By M.D. Coupe
Journal of Medieval History, Volume 9:4 (1983)
Abstract: Uncertainty over Guibert’s reasons for writing his autobiography, the De vita sua, has prompted attempts at psycho-historical analyses of his personality. Such studies, in particular those of Benton and Kantor, have tended to rely overheavily on over-simplified psycho-analytical models and ignore cultural, historical and religious factors. An appreciation of such factors, however, does much to improve our understanding both of Guibert’s personality and his reasons for writing. On the other hand, psycho-history is not to be dismissed as a worthless aid to the writing of history. With the application of suitable safeguards, as the work of Dom Jean Leclerq has demonstrated, it can form a most useful addition to the historian’s armory.
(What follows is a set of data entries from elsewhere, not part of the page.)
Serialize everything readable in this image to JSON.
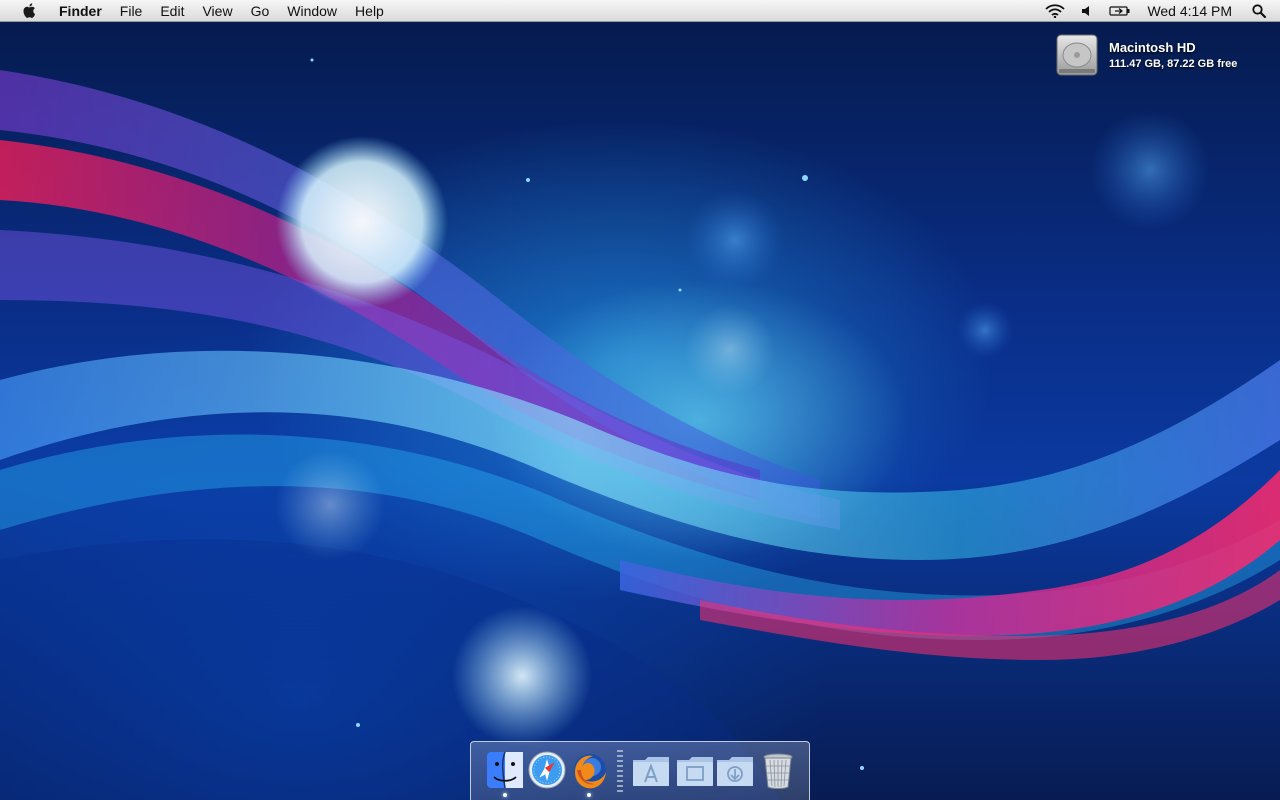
{
  "menubar": {
    "apple_icon": "apple-logo-icon",
    "app_name": "Finder",
    "menus": [
      "File",
      "Edit",
      "View",
      "Go",
      "Window",
      "Help"
    ],
    "status_icons": [
      "wifi-icon",
      "volume-icon",
      "battery-icon"
    ],
    "clock": "Wed 4:14 PM",
    "search_icon": "spotlight-search-icon"
  },
  "desktop": {
    "disk": {
      "name": "Macintosh HD",
      "info": "111.47 GB, 87.22 GB free",
      "icon": "hard-drive-icon"
    }
  },
  "dock": {
    "apps": [
      {
        "name": "Finder",
        "icon": "finder-icon",
        "running": true
      },
      {
        "name": "Safari",
        "icon": "safari-icon",
        "running": false
      },
      {
        "name": "Firefox",
        "icon": "firefox-icon",
        "running": true
      }
    ],
    "stacks": [
      {
        "name": "Applications",
        "icon": "applications-folder-icon"
      },
      {
        "name": "Documents",
        "icon": "documents-folder-icon"
      },
      {
        "name": "Downloads",
        "icon": "downloads-folder-icon"
      }
    ],
    "trash": {
      "name": "Trash",
      "icon": "trash-icon"
    }
  },
  "colors": {
    "wallpaper_dark": "#051a4a",
    "wallpaper_blue": "#0b3aa0",
    "wave_cyan": "#6fe3ff",
    "wave_magenta": "#d0206a",
    "wave_purple": "#7a3fd0"
  }
}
Introduction: Guibert, abbot of the Benedictine monastery of Nogent-sous-Coucy in the diocese of La on, France, was born around 1053 near Clerrnont-en-Beauvaisis of lesser noble stock. At birth, difficulties in his mother’s labour and fears for the child led to his being dedicated to the religious life. Eight months later, Guibert’s father died and his mother, scorning remarriage, was left to raise her children alone. Between the ages of six and twelve, Guibert was trained as a clerk by a tutor, whom his mother appointed.
When Guibert was twelve, his mother retired to live the life of an anchoress outside the monastery of Saint Germer de Fly, and his tutor followed her example by becoming a monk. Left alone, Guibert spent some months in close contact with his lay cousins before deciding to become a monk himself, entering the monastery of Fly. There he remained for forty years, concentrating, after a flirtation with the Latin classics, on works of biblical exegesis, a task for which he had initially received encouragement from St Anselm of Bee. Around 1104, he was elected abbot of Nogent, where he remained until his death in about 1125.